■ SUPPLIED INFORMATION
..........

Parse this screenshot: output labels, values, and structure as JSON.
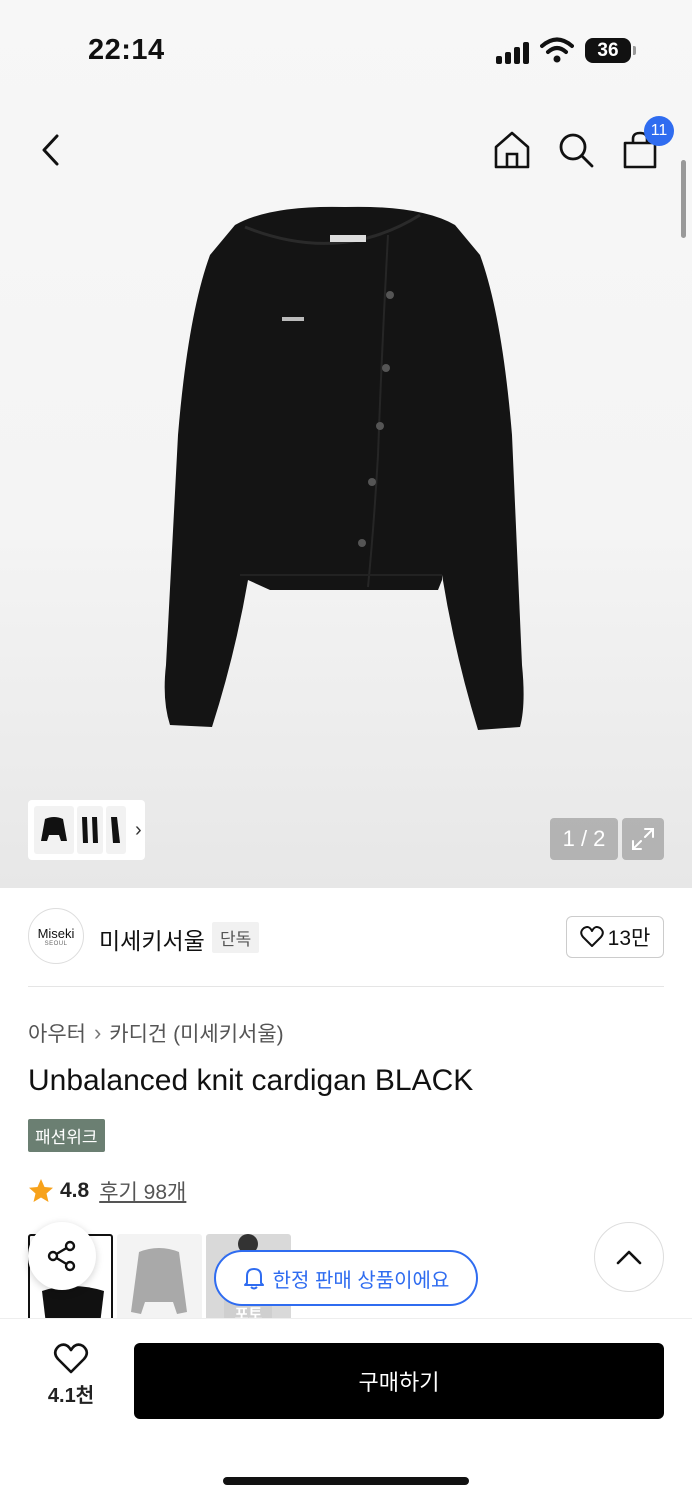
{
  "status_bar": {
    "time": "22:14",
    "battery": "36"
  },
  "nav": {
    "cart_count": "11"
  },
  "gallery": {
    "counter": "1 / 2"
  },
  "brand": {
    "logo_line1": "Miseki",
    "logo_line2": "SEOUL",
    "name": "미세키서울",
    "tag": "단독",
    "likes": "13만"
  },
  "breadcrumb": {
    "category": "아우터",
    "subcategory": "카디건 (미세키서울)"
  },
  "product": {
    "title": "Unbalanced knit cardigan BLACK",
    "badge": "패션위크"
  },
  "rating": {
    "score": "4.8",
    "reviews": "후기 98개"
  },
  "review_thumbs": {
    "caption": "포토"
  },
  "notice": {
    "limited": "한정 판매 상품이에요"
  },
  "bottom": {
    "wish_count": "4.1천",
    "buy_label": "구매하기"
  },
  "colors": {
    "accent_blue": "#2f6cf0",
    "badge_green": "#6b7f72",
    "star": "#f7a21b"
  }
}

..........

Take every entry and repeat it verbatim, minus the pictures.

■ RESULT FOR THIS TASK
Parse this screenshot: output labels, values, and structure as JSON.
{
  "status_bar": {
    "time": "22:14",
    "battery": "36"
  },
  "nav": {
    "cart_count": "11"
  },
  "gallery": {
    "counter": "1 / 2"
  },
  "brand": {
    "logo_line1": "Miseki",
    "logo_line2": "SEOUL",
    "name": "미세키서울",
    "tag": "단독",
    "likes": "13만"
  },
  "breadcrumb": {
    "category": "아우터",
    "subcategory": "카디건 (미세키서울)"
  },
  "product": {
    "title": "Unbalanced knit cardigan BLACK",
    "badge": "패션위크"
  },
  "rating": {
    "score": "4.8",
    "reviews": "후기 98개"
  },
  "review_thumbs": {
    "caption": "포토"
  },
  "notice": {
    "limited": "한정 판매 상품이에요"
  },
  "bottom": {
    "wish_count": "4.1천",
    "buy_label": "구매하기"
  },
  "colors": {
    "accent_blue": "#2f6cf0",
    "badge_green": "#6b7f72",
    "star": "#f7a21b"
  }
}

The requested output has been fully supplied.